[Opening Listed entries section]

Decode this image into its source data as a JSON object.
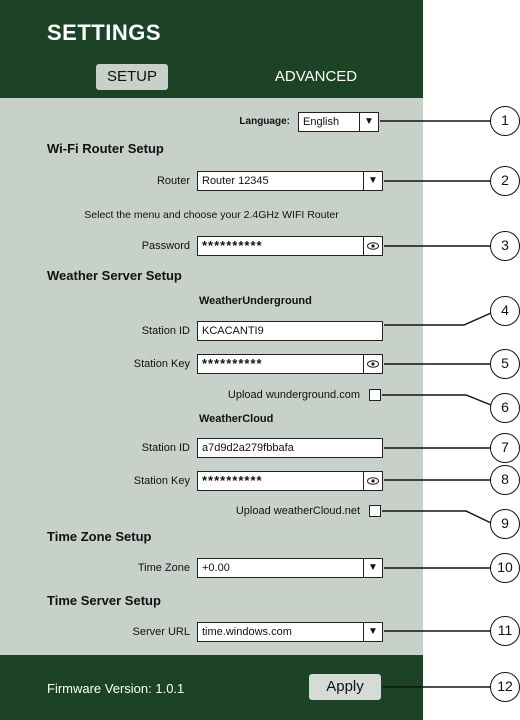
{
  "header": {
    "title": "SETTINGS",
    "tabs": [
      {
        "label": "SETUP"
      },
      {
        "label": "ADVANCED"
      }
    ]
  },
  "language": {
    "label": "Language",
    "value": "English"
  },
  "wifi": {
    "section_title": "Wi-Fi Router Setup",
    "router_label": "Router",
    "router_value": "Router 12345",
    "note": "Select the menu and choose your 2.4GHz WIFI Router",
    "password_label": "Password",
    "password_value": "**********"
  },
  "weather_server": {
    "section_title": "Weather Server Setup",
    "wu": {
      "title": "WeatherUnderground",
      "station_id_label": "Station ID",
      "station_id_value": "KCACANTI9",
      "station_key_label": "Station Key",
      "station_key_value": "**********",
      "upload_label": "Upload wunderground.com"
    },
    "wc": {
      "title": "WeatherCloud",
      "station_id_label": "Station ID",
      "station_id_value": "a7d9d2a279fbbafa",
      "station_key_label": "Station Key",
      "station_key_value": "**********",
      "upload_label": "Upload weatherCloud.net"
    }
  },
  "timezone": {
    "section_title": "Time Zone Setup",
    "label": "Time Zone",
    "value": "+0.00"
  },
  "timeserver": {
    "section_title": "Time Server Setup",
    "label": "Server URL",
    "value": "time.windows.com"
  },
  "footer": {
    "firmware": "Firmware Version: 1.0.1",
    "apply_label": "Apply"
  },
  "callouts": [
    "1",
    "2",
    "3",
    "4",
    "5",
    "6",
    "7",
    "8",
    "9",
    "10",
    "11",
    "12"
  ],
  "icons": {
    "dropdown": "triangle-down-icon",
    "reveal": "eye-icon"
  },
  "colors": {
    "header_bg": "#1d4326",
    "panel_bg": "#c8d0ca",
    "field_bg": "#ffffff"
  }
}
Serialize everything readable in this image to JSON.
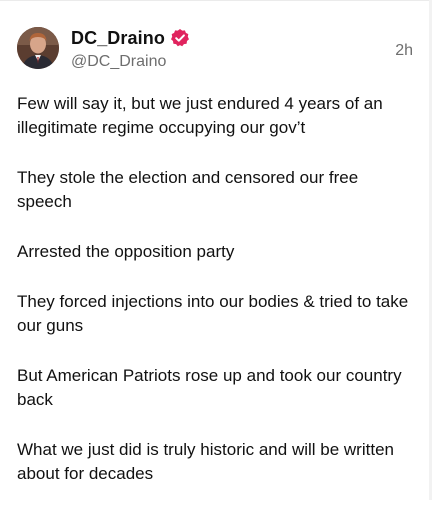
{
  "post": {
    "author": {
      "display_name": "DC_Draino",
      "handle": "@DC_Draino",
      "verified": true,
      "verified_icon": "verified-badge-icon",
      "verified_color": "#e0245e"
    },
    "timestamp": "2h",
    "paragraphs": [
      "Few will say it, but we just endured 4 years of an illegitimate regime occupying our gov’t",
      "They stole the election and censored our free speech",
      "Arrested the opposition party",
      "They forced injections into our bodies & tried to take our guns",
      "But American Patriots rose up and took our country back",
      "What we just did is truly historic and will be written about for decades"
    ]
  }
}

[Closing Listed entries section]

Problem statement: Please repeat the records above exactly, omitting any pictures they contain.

Written response:
Decode this image into its source data as a JSON object.
{
  "header": {
    "title": "SETTINGS",
    "tabs": [
      {
        "label": "SETUP"
      },
      {
        "label": "ADVANCED"
      }
    ]
  },
  "language": {
    "label": "Language",
    "value": "English"
  },
  "wifi": {
    "section_title": "Wi-Fi Router Setup",
    "router_label": "Router",
    "router_value": "Router 12345",
    "note": "Select the menu and choose your 2.4GHz WIFI Router",
    "password_label": "Password",
    "password_value": "**********"
  },
  "weather_server": {
    "section_title": "Weather Server Setup",
    "wu": {
      "title": "WeatherUnderground",
      "station_id_label": "Station ID",
      "station_id_value": "KCACANTI9",
      "station_key_label": "Station Key",
      "station_key_value": "**********",
      "upload_label": "Upload wunderground.com"
    },
    "wc": {
      "title": "WeatherCloud",
      "station_id_label": "Station ID",
      "station_id_value": "a7d9d2a279fbbafa",
      "station_key_label": "Station Key",
      "station_key_value": "**********",
      "upload_label": "Upload weatherCloud.net"
    }
  },
  "timezone": {
    "section_title": "Time Zone Setup",
    "label": "Time Zone",
    "value": "+0.00"
  },
  "timeserver": {
    "section_title": "Time Server Setup",
    "label": "Server URL",
    "value": "time.windows.com"
  },
  "footer": {
    "firmware": "Firmware Version: 1.0.1",
    "apply_label": "Apply"
  },
  "callouts": [
    "1",
    "2",
    "3",
    "4",
    "5",
    "6",
    "7",
    "8",
    "9",
    "10",
    "11",
    "12"
  ],
  "icons": {
    "dropdown": "triangle-down-icon",
    "reveal": "eye-icon"
  },
  "colors": {
    "header_bg": "#1d4326",
    "panel_bg": "#c8d0ca",
    "field_bg": "#ffffff"
  }
}
Serialize everything readable in this image to JSON.
{
  "post": {
    "author": {
      "display_name": "DC_Draino",
      "handle": "@DC_Draino",
      "verified": true,
      "verified_icon": "verified-badge-icon",
      "verified_color": "#e0245e"
    },
    "timestamp": "2h",
    "paragraphs": [
      "Few will say it, but we just endured 4 years of an illegitimate regime occupying our gov’t",
      "They stole the election and censored our free speech",
      "Arrested the opposition party",
      "They forced injections into our bodies & tried to take our guns",
      "But American Patriots rose up and took our country back",
      "What we just did is truly historic and will be written about for decades"
    ]
  }
}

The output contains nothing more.